Records for the exercise section start

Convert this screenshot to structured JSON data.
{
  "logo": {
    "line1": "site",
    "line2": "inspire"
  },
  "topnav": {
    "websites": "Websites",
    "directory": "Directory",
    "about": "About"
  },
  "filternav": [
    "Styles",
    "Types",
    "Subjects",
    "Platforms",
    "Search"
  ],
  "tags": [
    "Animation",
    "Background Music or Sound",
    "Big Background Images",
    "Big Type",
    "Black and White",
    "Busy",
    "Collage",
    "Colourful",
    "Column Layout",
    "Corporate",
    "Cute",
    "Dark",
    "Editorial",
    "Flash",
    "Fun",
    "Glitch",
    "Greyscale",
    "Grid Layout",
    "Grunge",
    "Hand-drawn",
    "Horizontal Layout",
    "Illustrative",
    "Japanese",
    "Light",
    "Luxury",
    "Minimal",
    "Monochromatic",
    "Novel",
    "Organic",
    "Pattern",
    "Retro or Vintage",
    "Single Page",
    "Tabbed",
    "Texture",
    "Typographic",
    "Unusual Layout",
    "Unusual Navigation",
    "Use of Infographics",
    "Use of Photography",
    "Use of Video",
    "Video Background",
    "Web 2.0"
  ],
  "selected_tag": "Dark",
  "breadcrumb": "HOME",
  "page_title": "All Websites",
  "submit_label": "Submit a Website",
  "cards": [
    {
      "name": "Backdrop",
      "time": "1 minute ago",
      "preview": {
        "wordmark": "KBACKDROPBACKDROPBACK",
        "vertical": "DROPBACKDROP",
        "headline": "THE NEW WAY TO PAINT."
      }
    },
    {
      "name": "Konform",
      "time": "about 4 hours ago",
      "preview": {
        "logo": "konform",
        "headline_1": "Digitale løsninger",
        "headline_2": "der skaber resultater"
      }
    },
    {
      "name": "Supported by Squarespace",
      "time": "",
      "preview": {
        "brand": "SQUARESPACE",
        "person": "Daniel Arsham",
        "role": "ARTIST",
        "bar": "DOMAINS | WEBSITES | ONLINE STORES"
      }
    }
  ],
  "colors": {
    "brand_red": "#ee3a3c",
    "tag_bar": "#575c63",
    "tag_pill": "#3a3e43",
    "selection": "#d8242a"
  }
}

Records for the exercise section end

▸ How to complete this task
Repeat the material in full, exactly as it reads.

▸ Task result
Convert this screenshot to structured JSON data.
{
  "logo": {
    "line1": "site",
    "line2": "inspire"
  },
  "topnav": {
    "websites": "Websites",
    "directory": "Directory",
    "about": "About"
  },
  "filternav": [
    "Styles",
    "Types",
    "Subjects",
    "Platforms",
    "Search"
  ],
  "tags": [
    "Animation",
    "Background Music or Sound",
    "Big Background Images",
    "Big Type",
    "Black and White",
    "Busy",
    "Collage",
    "Colourful",
    "Column Layout",
    "Corporate",
    "Cute",
    "Dark",
    "Editorial",
    "Flash",
    "Fun",
    "Glitch",
    "Greyscale",
    "Grid Layout",
    "Grunge",
    "Hand-drawn",
    "Horizontal Layout",
    "Illustrative",
    "Japanese",
    "Light",
    "Luxury",
    "Minimal",
    "Monochromatic",
    "Novel",
    "Organic",
    "Pattern",
    "Retro or Vintage",
    "Single Page",
    "Tabbed",
    "Texture",
    "Typographic",
    "Unusual Layout",
    "Unusual Navigation",
    "Use of Infographics",
    "Use of Photography",
    "Use of Video",
    "Video Background",
    "Web 2.0"
  ],
  "selected_tag": "Dark",
  "breadcrumb": "HOME",
  "page_title": "All Websites",
  "submit_label": "Submit a Website",
  "cards": [
    {
      "name": "Backdrop",
      "time": "1 minute ago",
      "preview": {
        "wordmark": "KBACKDROPBACKDROPBACK",
        "vertical": "DROPBACKDROP",
        "headline": "THE NEW WAY TO PAINT."
      }
    },
    {
      "name": "Konform",
      "time": "about 4 hours ago",
      "preview": {
        "logo": "konform",
        "headline_1": "Digitale løsninger",
        "headline_2": "der skaber resultater"
      }
    },
    {
      "name": "Supported by Squarespace",
      "time": "",
      "preview": {
        "brand": "SQUARESPACE",
        "person": "Daniel Arsham",
        "role": "ARTIST",
        "bar": "DOMAINS | WEBSITES | ONLINE STORES"
      }
    }
  ],
  "colors": {
    "brand_red": "#ee3a3c",
    "tag_bar": "#575c63",
    "tag_pill": "#3a3e43",
    "selection": "#d8242a"
  }
}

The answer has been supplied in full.